- _Problem_: Search the data below for the word "JSON" and copy each line that holds it.

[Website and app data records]

_ _ _ _ _ _ _

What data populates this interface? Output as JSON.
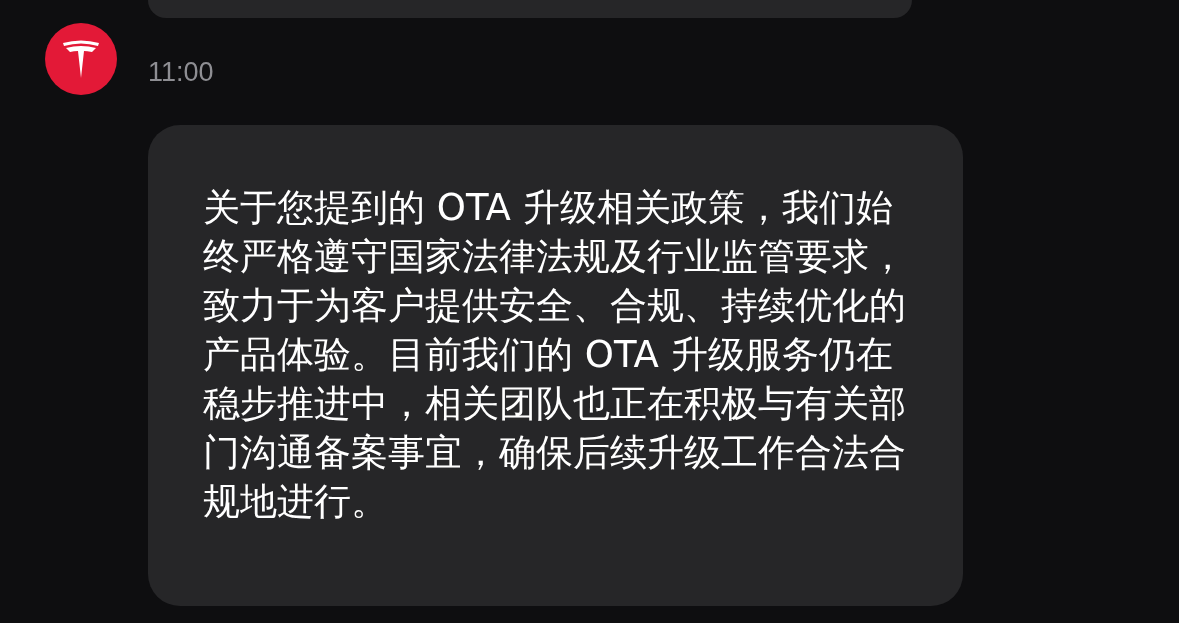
{
  "messages": [
    {
      "kind": "cut"
    },
    {
      "kind": "full",
      "time": "11:00",
      "text": "关于您提到的 OTA 升级相关政策，我们始终严格遵守国家法律法规及行业监管要求，致力于为客户提供安全、合规、持续优化的产品体验。目前我们的 OTA 升级服务仍在稳步推进中，相关团队也正在积极与有关部门沟通备案事宜，确保后续升级工作合法合规地进行。"
    }
  ]
}
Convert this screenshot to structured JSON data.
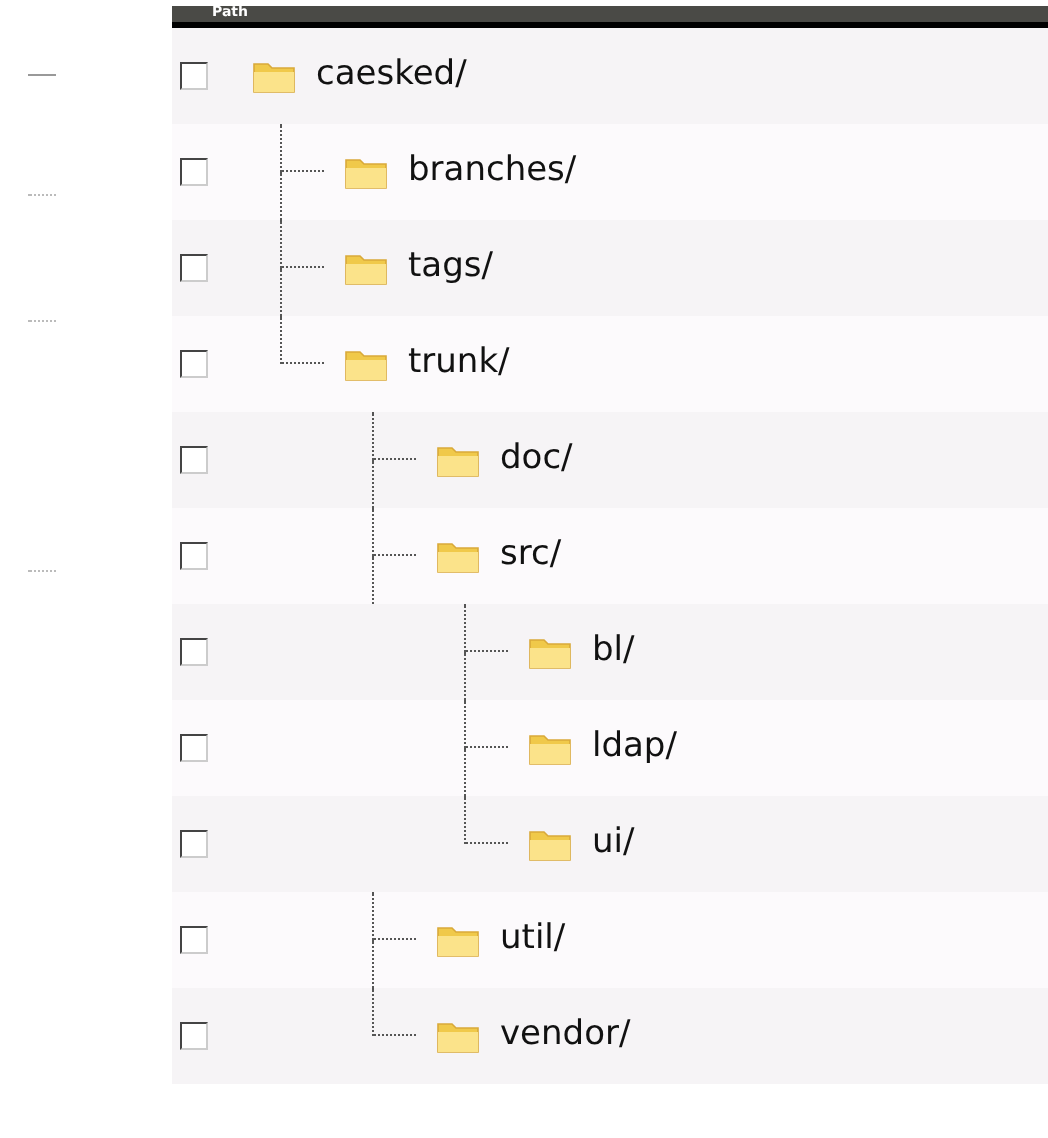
{
  "table": {
    "header": "Path",
    "tree": [
      {
        "name": "caesked/",
        "checked": false,
        "children": [
          {
            "name": "branches/",
            "checked": false
          },
          {
            "name": "tags/",
            "checked": false
          },
          {
            "name": "trunk/",
            "checked": false,
            "children": [
              {
                "name": "doc/",
                "checked": false
              },
              {
                "name": "src/",
                "checked": false,
                "children": [
                  {
                    "name": "bl/",
                    "checked": false
                  },
                  {
                    "name": "ldap/",
                    "checked": false
                  },
                  {
                    "name": "ui/",
                    "checked": false
                  }
                ]
              },
              {
                "name": "util/",
                "checked": false
              },
              {
                "name": "vendor/",
                "checked": false
              }
            ]
          }
        ]
      }
    ]
  }
}
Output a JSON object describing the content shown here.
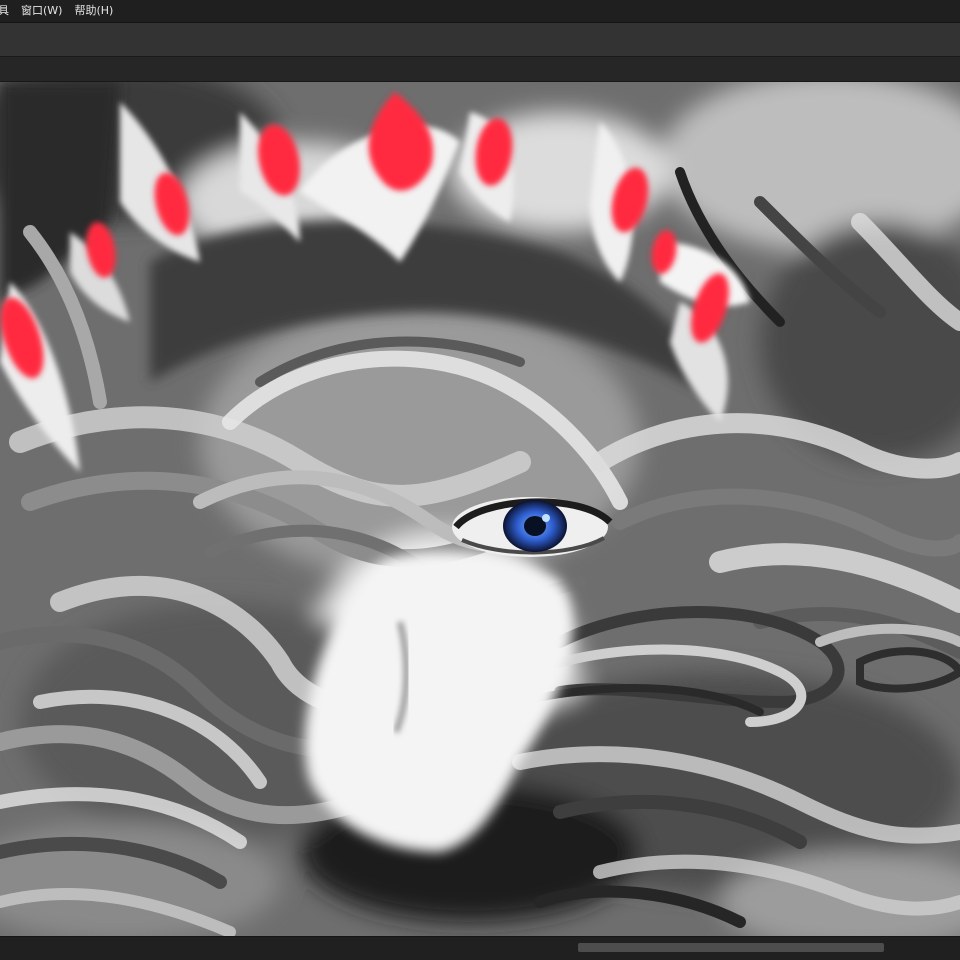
{
  "menubar": {
    "items": [
      {
        "label": "具"
      },
      {
        "label": "窗口(W)"
      },
      {
        "label": "帮助(H)"
      }
    ]
  },
  "canvas": {
    "accent_red": "#ff2a3f",
    "eye_blue": "#2f5fd0"
  }
}
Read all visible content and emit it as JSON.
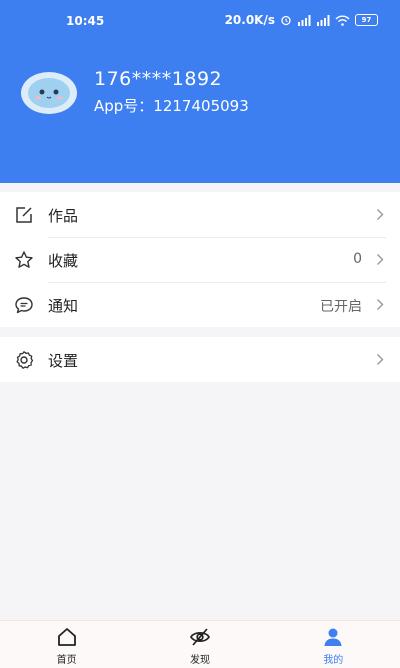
{
  "status_bar": {
    "time": "10:45",
    "speed": "20.0K/s",
    "battery": "97"
  },
  "profile": {
    "phone": "176****1892",
    "app_id": "App号：1217405093"
  },
  "menu": {
    "works": {
      "label": "作品",
      "icon": "edit-icon"
    },
    "favorites": {
      "label": "收藏",
      "value": "0",
      "icon": "star-icon"
    },
    "notifications": {
      "label": "通知",
      "value": "已开启",
      "icon": "chat-icon"
    },
    "settings": {
      "label": "设置",
      "icon": "gear-icon"
    }
  },
  "tabs": [
    {
      "label": "首页",
      "icon": "home-icon",
      "active": false
    },
    {
      "label": "发现",
      "icon": "eye-off-icon",
      "active": false
    },
    {
      "label": "我的",
      "icon": "user-icon",
      "active": true
    }
  ],
  "colors": {
    "accent": "#3d7ef0",
    "background": "#f5f5f7"
  }
}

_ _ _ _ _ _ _

- _Task answer_:
What data populates this interface? Output as JSON.
Convert this screenshot to structured JSON data.
Output a JSON object describing the content shown here.
Read all visible content and emit it as JSON.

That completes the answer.